Job Duel time!
Right now I'm painting book cover #25 in less than two years, among other things of course. And eventually I realized that I've always been passionate about every single book cover I did, no matter if it was supposed to be detailed or a "I can't pay much" thingie. I don't care much about "I can't pay much" if the people who say so are fine with what I can do in the time they pay for. And I never had my hands on any book cover which I just wanted to get done. Each single one was more like: Give me a deadline, or I will paint till I die from lack of caffeine!
Unfortunately this does not happen with all game projects. I don't speak of indie projects, but regular ones, well-paid and with an experienced team. Perhaps its because I have worked as a game designer in a day job for almost nine years. Perhaps it is because a game project runs over many months, up to years, while a book cover lasts one to three days of actual work, plus some time to communicate and get feedback. Perhaps it is because game projects tend do be work for an audience of which I'm not necessarily part, while I am certainly a reader and book fetishist (give me paper! With letters on it!).
But no. I also don't appreciate working all alone over teamwork, nor the other way round. The big difference between my two jobs, of which I don't want to miss one, are happy people.
Game projects wear a team out over time.

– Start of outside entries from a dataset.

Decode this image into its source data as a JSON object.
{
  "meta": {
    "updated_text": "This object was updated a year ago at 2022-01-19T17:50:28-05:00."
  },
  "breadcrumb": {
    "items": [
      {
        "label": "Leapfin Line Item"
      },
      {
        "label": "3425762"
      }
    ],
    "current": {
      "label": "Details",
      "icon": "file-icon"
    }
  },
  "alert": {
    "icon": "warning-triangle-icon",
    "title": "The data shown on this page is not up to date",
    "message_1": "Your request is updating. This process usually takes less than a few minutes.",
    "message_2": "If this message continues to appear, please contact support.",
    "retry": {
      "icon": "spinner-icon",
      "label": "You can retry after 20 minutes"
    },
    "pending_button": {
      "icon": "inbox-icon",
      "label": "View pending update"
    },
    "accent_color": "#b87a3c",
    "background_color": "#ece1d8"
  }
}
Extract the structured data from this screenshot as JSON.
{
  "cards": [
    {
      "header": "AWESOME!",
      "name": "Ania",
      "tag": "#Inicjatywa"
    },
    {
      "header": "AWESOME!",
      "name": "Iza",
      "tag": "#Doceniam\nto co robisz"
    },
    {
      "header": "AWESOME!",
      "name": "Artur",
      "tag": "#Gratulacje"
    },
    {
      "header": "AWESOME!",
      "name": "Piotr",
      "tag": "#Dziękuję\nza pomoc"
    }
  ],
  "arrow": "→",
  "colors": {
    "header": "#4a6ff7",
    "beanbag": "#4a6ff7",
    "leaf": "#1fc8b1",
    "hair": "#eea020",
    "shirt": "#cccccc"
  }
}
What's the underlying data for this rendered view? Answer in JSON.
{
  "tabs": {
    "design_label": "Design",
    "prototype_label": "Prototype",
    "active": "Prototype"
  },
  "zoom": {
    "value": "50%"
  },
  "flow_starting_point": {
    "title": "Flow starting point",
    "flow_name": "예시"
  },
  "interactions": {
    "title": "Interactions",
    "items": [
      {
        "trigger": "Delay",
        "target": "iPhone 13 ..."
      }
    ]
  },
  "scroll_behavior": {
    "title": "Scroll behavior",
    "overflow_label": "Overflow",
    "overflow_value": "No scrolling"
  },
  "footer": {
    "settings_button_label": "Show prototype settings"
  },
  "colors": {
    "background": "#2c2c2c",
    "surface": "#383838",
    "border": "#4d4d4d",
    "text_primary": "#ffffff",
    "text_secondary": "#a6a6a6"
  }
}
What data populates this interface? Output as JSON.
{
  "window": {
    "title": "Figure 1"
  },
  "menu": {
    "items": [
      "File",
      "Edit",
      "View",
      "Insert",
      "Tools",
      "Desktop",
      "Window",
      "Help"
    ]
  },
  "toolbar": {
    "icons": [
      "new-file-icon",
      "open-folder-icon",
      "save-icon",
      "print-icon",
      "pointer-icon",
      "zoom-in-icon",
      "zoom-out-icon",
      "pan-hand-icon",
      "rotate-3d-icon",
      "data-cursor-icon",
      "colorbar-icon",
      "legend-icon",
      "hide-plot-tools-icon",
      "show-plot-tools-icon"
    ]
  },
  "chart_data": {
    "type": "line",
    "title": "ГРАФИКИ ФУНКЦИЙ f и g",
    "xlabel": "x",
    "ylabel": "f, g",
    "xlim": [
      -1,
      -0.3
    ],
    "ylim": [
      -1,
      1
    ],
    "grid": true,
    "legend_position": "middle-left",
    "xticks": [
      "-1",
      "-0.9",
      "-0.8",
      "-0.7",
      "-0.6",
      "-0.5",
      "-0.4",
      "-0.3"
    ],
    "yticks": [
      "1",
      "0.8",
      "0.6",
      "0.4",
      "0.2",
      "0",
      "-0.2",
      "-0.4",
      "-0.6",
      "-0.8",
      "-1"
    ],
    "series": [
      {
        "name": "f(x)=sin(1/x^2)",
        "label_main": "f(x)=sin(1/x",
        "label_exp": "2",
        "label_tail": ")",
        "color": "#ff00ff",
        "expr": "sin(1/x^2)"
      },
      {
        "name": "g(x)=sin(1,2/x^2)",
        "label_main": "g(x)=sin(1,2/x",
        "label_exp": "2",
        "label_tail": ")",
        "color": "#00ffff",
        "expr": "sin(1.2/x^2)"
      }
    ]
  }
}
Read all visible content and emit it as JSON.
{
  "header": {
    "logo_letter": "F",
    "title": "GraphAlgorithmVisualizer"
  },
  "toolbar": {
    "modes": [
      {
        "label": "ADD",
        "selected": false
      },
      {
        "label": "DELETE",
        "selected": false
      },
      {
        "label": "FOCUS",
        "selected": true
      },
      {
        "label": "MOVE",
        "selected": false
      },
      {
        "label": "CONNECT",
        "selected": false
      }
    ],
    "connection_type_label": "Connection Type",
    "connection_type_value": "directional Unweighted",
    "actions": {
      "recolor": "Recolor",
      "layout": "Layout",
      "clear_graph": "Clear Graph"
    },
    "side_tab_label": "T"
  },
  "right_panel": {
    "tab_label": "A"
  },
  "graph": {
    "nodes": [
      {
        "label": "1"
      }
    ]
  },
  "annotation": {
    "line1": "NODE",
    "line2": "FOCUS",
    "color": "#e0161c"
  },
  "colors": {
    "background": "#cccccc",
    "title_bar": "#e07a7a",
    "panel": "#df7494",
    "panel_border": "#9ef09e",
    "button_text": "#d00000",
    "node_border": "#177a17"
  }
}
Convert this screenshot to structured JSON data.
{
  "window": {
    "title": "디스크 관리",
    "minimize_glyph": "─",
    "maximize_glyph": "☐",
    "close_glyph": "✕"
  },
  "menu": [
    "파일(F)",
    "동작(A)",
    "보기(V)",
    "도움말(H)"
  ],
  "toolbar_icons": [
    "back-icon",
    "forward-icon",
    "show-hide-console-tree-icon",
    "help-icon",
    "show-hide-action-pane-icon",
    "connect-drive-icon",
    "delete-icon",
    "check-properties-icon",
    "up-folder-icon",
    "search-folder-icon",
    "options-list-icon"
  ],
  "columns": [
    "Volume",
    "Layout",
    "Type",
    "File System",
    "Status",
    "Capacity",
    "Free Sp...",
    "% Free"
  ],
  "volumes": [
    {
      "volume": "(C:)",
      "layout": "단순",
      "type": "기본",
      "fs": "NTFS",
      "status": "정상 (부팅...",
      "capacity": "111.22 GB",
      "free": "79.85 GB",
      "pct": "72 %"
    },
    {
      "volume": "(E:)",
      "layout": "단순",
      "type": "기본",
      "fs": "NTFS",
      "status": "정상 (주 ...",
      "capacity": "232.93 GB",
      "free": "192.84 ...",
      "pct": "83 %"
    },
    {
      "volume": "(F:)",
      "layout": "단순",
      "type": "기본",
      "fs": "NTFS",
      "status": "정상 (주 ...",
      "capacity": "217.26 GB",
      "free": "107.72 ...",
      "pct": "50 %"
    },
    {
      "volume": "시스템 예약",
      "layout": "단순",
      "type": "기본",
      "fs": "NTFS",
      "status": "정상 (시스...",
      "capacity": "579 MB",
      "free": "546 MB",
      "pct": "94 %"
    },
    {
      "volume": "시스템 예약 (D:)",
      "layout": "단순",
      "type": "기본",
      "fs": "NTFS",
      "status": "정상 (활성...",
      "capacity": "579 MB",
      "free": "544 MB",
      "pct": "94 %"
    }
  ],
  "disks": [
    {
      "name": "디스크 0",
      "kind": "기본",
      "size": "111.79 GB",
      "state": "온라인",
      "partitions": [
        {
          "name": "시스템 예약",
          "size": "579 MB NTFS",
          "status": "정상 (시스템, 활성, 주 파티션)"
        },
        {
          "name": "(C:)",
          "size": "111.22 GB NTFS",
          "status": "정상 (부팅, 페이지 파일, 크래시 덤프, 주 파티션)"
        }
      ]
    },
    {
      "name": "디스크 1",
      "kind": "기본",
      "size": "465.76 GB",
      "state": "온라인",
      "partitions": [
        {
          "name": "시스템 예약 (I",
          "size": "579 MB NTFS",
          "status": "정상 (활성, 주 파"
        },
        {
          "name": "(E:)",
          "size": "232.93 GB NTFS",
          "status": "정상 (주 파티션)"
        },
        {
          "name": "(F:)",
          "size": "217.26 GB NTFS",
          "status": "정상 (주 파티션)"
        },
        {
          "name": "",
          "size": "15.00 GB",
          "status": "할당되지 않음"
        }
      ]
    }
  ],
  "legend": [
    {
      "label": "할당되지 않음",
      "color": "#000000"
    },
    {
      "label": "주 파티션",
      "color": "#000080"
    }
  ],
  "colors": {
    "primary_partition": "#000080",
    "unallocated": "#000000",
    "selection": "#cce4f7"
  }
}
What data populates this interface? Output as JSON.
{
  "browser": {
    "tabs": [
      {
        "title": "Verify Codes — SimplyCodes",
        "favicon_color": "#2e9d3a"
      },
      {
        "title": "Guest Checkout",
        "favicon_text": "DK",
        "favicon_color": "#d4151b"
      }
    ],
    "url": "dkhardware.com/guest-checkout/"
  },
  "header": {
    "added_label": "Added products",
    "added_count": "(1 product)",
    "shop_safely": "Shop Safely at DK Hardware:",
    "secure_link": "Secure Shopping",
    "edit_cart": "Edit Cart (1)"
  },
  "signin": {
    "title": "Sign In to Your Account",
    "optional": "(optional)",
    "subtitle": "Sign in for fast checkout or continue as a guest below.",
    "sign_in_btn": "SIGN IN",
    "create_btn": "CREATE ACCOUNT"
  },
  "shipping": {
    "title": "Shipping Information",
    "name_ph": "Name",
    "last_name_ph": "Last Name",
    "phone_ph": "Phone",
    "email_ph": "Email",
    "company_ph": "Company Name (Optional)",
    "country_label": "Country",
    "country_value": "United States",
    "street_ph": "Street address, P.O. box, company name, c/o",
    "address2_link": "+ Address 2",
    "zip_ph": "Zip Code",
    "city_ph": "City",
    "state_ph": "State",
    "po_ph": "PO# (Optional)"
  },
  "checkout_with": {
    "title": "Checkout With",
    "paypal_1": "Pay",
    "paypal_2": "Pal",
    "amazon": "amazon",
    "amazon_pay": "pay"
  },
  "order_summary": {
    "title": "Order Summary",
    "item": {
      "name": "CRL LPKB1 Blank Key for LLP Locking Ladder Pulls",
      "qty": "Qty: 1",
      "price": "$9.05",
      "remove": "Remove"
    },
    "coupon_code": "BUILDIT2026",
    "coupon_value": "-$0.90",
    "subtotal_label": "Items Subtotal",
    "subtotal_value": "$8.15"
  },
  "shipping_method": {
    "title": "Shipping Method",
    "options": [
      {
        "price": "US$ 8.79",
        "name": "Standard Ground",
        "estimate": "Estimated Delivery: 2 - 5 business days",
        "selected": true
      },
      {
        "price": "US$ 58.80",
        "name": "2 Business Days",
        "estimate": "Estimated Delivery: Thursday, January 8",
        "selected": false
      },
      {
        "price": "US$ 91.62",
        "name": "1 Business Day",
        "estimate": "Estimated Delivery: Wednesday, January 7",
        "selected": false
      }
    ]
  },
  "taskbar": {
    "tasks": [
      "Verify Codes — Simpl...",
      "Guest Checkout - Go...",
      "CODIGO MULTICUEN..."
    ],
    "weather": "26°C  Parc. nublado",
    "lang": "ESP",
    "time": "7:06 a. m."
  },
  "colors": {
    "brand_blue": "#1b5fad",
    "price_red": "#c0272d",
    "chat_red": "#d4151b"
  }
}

Most of all the people who have to work overtime, either to catch a deadline or to catch theirs because someone else missed theirs earlier in the process. Changes need and have to be made. And all of that makes someone unhappy; just have a look at the programmers and QA, who work against time even after everyone else finished the bunch of their work.
This is when others disappear into holidays, while the core team lives on coffee and sleeps on the keyboard and sticks cynical cartoons to the office doors. Its part of the job. But it makes noone especially happy. Even when I went into my last three weeks of holidays and barely checked my e-mails in the evenings, I felt with the people who had to wait for my answers on design questions, who probably spent half the night coding or melted away at 38°C in the office, while I was watching underwater life in a cool lake. I think I'm enough of an egocentric to like my holidays anyways; but I did feel bad when I checked my e-mail.
Its hard to get a "yay! That's great!" feedback during the latest parts of a game project, unless everything runs smoothly (enter mad laughter about the impossible here). Mostly you'll hear things like "whew, finally it works".
The usual feedback is necessarily, critique, bug reports, polishing; things which have to be done, but rarely appear positive until they are resolved. The team is busy and focused on this, so there's no "rejoice, only two more months of crunch time!" ... unless someone is being sarcastic, which obviously does not help. Theres not even a reason to try and outweigh the neutral or even negative input with positive input, because the critique is needed in order to keep getting better.
When the game is eventually being announced somewhere, the best one can do is never to read the comments below an article or the forums. Leave that to the community people. There will be motivating comments, but there will also be trolls and mewling sissies. They have high expectations about a game they want, they're blinded by nostalgia, whatever. Even with a perfect game, you can never avoid the mewling sissies. (They are around books too, but try to find a negative comment on a decent cover or illustration from readers ... they're rather rare.)
That's the point when usually someone tells me "go look for a new job!" without realizing how they whine about their own job at times (silently or not), and that game design has its bright parts too, quite lots of them. I simply quitted the smiling, eager crowd who cries out "dream job!" to keep themselves going, which usually ends up badly.
Read this, and you'll know what I mean: http://www.lindsredding.com/2012/03/11/a-overdue-lesson-in-perspective/
I love my job. And I use to criticize the bad parts in things I love, so they'll be noticed by whomever they concern, and can be dealt with.
As much as I like making games, there's almost always a point where I consider a book cover in between as holidays. Even if this book cover means additional crunch time, I can both relax my brain and paint away, and as I mentioned above, the authors and publishers for whom I worked so far are amazing people. They say what they don't like; but most of all, they do say, and show, what they like. They aren't down and out from months of work. They're hitting the finishing straight. There's no severe bug or glitch that can throw a book off at this stage, and they know they'll get it wrapped up, literally. I work for the line in the final e-mail that reads like "thanks for putting color on my book and make it shine!"
With games, I have to wait for the release party, and the (hopefully) happy players are so far away and unheard of when I'm eventually catching up on sleep.
This is why right now, illustration wins over game design
for me. It makes people happy, and I get my share of this happiness right away. Perhaps I was just lucky to get the commissioners I have. To all of them:
Thank you, folks, you're great!
I'm curious how this will turn out with indie games ... once I find some time to work on them. I hope they'll also make a lot of people happy. :)